Here, the claim language require a particular impurity level but the court found that they could not simply apply to individual-batches since that is already taught by the prior art. “Such a construction would render the claims of the ’727 patent invalid in light of Medicines’ numerous pre-critical-date sales of ANGIOMAX® batches having Asp9 levels below 0.6 percent.” Rather, the requirement that “the batches have a maximum impurity level” limitation must be construed to require cross-batch consistency — which requires that all of the batches be produced with the “same compounding process.”

Looking to the specification, the court found that the patentee had stated its “development of a compounding process for formulating bivalirudin that consistently generates formulations having low levels of impurities is desirable” and later discussed “the compounding process . . . of the invention” . . . “and as prepared by the new process of the present invention.” When then further delving into the specification, it became clear that the compounding process discussed is the efficient mixing process.
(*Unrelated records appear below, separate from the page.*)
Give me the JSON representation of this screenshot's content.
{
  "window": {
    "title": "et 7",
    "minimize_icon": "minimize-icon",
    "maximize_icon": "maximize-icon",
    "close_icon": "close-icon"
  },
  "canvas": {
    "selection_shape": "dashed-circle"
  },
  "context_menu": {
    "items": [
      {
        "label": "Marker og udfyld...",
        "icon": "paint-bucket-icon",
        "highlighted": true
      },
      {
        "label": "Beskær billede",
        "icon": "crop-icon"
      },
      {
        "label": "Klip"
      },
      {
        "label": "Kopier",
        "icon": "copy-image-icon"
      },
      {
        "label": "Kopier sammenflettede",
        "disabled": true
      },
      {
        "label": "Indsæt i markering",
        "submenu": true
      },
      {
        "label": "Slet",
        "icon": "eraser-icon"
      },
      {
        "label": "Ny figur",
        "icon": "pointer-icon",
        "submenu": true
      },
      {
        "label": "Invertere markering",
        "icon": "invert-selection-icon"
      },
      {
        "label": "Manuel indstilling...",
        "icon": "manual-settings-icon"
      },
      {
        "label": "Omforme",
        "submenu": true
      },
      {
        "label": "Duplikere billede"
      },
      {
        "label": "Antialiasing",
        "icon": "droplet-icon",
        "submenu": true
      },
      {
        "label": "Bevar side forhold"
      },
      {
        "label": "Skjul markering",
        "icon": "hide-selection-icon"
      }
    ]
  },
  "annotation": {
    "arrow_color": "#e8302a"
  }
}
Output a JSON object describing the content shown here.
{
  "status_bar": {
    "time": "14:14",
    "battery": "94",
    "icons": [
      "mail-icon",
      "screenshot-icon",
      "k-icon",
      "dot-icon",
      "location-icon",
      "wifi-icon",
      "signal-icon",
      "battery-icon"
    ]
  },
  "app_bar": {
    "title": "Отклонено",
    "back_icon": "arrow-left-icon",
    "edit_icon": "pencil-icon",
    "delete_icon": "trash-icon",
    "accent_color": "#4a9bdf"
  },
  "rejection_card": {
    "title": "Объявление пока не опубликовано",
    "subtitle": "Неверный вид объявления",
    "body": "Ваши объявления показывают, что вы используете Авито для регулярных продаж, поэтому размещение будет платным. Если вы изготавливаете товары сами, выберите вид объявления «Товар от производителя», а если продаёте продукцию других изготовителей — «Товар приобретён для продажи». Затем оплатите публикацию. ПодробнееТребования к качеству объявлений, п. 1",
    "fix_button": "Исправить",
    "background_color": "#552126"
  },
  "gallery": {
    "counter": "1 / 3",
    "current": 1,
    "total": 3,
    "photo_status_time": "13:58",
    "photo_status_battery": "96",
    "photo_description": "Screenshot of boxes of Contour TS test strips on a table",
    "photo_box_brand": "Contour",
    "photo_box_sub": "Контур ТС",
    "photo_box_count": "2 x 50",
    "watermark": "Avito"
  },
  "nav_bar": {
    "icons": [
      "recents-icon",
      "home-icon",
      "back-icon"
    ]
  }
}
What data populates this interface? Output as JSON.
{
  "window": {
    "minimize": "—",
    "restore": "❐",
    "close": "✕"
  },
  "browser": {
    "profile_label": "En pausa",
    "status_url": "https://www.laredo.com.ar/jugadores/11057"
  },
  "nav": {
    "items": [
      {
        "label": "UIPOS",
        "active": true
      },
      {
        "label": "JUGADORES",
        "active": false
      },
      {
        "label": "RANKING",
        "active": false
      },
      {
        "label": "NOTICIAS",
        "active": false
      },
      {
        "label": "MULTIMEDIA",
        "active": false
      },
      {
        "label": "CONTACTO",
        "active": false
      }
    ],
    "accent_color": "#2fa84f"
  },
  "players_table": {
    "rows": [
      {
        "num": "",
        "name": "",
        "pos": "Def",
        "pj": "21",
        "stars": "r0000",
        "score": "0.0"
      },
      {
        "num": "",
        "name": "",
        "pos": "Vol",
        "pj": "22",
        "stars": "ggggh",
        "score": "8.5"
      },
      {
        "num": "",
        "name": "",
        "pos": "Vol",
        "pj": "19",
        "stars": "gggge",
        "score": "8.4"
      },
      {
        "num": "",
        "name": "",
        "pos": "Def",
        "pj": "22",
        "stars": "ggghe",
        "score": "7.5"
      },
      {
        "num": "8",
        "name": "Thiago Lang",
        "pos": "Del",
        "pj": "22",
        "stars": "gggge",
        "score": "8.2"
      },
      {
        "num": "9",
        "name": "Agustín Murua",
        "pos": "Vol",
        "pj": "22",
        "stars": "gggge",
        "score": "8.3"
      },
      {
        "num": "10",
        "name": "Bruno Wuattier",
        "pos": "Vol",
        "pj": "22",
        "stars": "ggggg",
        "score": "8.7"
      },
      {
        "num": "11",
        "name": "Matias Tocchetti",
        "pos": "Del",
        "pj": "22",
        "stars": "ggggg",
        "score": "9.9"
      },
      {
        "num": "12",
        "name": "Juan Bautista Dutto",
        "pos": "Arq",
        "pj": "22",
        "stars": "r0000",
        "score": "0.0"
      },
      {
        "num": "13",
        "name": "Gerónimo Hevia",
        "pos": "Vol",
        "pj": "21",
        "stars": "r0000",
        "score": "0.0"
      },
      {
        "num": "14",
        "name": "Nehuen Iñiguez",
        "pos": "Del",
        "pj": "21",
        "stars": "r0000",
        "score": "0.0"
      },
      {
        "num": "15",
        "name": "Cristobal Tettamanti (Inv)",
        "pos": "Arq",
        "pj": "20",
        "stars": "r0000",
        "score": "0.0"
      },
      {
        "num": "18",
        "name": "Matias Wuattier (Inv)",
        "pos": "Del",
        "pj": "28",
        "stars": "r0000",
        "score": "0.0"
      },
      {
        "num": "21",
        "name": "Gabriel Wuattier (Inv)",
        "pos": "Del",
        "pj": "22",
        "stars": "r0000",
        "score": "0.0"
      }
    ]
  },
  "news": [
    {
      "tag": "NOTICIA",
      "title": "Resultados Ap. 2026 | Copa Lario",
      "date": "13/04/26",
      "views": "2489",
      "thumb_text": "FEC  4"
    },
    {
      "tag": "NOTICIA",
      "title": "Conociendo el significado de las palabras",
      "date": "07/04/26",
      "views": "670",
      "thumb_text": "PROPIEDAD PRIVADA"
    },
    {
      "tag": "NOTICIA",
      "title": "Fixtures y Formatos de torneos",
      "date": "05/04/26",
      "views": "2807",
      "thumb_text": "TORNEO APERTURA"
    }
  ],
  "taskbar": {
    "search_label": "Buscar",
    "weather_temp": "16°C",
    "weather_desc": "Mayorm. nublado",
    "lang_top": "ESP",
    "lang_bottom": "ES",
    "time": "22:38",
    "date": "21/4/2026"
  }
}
The appellate court reversed the district court’s decision based upon its revised claim construction. The claims require “batches” of the active ingredient that “have a maximum impurity level.” The court construed that term to require a consistent process for making all the batches, and then looked to the specification to note that the patentee intended to use an “efficient mixing” process as that consistent process since that was the type of process described in the specification; And then finally zeroed-in on the “efficient mixing” process and required that it follow the particulars of “example 5” of the patent since that was the only detailed example given of efficient mixing. With that narrowed claim construction, non infringement was easy.